*Assigned task*:
For each line below that contains the word "personas", return that line.

(Interface dataset entries)
====
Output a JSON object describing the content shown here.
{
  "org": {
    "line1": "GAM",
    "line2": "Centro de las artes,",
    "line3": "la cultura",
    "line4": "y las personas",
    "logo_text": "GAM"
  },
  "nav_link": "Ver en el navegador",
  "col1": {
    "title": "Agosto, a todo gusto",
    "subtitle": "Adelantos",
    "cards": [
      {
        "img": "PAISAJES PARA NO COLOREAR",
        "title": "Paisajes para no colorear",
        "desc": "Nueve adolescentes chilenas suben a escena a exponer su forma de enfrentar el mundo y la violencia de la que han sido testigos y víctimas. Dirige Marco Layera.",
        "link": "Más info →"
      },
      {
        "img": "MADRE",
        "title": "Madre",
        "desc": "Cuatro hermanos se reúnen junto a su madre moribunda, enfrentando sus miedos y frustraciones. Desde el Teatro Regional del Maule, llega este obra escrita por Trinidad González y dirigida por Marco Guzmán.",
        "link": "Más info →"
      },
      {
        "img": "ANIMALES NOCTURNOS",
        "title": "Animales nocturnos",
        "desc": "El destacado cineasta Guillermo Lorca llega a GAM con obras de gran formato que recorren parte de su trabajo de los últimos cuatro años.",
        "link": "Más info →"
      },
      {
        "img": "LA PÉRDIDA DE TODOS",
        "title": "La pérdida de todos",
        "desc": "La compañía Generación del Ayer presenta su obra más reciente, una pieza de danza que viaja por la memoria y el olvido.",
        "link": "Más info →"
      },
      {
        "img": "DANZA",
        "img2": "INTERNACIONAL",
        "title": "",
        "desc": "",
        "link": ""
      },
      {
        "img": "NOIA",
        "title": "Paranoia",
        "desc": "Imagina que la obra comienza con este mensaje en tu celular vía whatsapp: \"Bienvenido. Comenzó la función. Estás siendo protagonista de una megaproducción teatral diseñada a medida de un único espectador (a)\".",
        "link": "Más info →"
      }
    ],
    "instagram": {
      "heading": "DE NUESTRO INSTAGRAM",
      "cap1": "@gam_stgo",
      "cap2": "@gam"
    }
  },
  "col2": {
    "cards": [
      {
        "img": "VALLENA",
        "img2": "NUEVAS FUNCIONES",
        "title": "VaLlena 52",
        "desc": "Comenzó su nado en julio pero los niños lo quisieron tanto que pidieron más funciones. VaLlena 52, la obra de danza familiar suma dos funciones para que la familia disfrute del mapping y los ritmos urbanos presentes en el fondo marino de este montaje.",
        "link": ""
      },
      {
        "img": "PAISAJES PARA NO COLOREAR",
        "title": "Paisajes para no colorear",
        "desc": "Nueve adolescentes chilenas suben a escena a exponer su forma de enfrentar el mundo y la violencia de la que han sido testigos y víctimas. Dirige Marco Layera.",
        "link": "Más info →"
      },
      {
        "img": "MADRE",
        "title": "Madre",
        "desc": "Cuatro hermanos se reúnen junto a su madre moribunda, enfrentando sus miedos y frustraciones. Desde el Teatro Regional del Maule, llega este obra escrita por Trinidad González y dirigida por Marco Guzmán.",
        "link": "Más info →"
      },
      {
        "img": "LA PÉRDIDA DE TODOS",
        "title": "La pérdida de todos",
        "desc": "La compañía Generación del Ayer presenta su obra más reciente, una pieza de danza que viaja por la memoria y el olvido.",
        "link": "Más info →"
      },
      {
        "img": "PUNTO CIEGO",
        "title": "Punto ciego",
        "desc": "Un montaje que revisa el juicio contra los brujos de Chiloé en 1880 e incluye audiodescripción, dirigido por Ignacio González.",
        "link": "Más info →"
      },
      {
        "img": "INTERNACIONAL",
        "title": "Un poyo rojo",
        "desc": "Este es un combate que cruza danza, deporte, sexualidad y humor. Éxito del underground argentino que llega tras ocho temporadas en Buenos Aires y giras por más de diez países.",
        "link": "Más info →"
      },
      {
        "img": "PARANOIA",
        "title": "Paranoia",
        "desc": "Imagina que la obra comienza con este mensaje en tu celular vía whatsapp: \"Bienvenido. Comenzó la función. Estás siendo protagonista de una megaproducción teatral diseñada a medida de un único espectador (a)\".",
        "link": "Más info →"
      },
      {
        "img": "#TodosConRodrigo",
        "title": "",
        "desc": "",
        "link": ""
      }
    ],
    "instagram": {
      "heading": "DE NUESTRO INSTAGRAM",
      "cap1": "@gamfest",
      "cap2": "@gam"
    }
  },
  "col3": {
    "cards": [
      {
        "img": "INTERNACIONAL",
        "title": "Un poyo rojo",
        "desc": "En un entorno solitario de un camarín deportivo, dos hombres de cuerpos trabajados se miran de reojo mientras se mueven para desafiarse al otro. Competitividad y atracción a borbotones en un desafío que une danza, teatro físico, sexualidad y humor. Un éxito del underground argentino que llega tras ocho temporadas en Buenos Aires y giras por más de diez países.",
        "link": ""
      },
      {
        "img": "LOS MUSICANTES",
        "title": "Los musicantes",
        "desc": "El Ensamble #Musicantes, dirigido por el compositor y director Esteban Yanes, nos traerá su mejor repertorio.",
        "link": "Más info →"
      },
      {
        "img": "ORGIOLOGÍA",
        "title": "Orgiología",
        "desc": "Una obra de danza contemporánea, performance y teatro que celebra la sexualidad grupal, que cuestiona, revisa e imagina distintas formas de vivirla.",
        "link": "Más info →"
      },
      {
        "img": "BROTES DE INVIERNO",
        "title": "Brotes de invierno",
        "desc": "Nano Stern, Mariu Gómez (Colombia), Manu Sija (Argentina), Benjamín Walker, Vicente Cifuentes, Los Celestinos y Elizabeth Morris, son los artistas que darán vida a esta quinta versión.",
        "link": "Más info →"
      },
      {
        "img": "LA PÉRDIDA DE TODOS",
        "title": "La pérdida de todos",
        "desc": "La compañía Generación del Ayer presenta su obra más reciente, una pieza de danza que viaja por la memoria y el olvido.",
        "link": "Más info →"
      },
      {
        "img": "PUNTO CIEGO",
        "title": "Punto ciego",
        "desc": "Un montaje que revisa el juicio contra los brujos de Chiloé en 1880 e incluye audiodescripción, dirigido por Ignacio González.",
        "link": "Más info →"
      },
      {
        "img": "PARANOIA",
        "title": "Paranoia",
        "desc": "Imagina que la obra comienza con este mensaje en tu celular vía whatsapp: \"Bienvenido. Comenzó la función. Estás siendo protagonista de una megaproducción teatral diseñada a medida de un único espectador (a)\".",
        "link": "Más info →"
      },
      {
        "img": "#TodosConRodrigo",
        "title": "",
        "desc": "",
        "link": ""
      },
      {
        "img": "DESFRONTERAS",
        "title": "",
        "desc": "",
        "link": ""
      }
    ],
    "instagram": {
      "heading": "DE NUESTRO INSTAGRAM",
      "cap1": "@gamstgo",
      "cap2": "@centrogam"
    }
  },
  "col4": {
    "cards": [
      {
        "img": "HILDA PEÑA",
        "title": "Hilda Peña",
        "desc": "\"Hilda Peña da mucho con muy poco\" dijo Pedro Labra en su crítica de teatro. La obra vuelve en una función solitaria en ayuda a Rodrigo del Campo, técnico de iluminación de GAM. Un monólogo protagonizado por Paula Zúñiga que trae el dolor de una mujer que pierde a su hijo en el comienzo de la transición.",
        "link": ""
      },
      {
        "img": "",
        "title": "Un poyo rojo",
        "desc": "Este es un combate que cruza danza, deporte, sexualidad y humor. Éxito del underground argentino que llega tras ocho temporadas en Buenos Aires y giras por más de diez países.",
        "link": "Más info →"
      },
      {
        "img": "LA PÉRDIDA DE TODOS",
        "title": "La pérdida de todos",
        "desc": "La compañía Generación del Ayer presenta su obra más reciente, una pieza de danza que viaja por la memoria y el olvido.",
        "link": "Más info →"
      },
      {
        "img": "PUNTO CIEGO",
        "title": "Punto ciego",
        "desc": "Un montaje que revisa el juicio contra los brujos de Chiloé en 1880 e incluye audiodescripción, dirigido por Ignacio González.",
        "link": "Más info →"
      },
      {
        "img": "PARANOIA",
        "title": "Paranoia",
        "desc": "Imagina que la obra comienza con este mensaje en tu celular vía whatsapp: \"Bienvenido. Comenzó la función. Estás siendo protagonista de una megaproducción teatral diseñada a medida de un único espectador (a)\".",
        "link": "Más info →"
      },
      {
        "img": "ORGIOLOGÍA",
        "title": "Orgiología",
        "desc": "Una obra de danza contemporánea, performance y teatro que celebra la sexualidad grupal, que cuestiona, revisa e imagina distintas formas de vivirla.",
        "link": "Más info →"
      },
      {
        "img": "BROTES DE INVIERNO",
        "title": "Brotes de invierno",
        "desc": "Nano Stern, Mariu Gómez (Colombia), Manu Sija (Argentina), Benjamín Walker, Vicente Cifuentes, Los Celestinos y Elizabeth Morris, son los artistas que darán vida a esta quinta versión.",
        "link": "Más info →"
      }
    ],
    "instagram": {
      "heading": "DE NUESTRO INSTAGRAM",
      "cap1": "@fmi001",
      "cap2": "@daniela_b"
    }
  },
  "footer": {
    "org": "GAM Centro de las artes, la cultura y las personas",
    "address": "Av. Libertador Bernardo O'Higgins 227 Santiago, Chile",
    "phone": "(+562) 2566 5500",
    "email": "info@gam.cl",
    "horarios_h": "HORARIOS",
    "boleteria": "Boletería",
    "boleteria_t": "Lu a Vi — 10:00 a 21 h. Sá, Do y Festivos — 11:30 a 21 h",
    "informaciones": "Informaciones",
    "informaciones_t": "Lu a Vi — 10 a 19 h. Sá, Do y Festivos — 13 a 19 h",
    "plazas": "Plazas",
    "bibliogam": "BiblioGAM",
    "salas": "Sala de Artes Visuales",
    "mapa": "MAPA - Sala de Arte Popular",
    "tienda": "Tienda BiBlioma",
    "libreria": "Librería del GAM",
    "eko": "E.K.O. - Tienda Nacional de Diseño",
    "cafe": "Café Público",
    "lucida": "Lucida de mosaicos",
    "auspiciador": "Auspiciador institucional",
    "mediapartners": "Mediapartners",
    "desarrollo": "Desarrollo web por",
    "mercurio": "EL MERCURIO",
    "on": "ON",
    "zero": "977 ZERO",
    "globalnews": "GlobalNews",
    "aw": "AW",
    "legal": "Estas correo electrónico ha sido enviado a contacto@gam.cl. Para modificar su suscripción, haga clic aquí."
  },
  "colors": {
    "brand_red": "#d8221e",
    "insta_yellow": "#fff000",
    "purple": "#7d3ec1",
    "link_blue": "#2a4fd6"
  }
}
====
*Result*:
    "line4": "y las personas",
    "org": "GAM Centro de las artes, la cultura y las personas",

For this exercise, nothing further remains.